What are some of the most common start-up mistakes that scientists make and how do you avoid them?
Here are 6 of the most common mistakes made in the licensing process:
Not involving the Technology Licensing Office (TLO) early in the process
Invalidating your patents by
Making a public disclosure prior to filing
Not documenting invention and date
Not getting documentation witnessed
Not citing all known prior art
Not describing best mode
Including erroneous or excluding valid inventors
Poor search to identify dominating patents, and prior art.
This is primarily the responsibility of the TLO, but may include the assistance of the investigator.
Not hiring good lawyers
Not writing patent claims to cover how others might circumvent your patent. This is usually the responsibility of the lawyers and the TLO.
Not helping the TLO
One way to help is by suggesting some companies and individuals who might be interested in licensing the technology or who are funding research in your area.
TLO officers have large portfolios of IP and are very busy. You typically will know your area better than they do, so if possible, make it easier for them by suggesting some leads.

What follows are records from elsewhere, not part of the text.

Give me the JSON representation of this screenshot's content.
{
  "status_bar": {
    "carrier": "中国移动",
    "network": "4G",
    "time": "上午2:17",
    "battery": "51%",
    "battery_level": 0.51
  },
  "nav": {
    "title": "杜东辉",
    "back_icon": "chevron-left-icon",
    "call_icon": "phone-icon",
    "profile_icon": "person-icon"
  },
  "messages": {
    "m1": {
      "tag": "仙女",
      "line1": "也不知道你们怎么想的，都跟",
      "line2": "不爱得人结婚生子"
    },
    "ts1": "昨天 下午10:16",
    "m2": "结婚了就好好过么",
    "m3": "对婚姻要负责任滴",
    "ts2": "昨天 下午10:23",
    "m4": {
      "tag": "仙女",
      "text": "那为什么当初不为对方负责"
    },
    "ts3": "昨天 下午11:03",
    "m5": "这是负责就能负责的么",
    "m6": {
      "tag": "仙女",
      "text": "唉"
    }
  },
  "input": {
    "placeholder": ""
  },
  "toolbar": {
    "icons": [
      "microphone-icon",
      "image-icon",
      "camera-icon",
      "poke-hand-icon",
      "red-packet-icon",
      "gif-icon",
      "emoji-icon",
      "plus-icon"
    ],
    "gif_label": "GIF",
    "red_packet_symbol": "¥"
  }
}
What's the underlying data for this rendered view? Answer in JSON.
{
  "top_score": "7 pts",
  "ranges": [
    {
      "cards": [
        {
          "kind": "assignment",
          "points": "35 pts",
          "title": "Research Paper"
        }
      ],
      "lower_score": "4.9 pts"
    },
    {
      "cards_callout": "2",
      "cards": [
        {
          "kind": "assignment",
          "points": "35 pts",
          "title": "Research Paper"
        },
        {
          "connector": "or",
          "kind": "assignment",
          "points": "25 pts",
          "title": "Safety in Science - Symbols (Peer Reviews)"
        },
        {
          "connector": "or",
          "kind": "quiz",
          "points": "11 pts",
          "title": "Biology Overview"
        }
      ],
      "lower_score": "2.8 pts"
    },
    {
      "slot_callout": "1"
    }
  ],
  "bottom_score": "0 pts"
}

Not allowing the TLO to negotiate the terms of the license.
It rarely happens, but if you try to negotiate a license directly with a company then a less than optimal license can result. It is better to let the TLO take the lead since they often have significant experience and know what the industry norms are for licenses.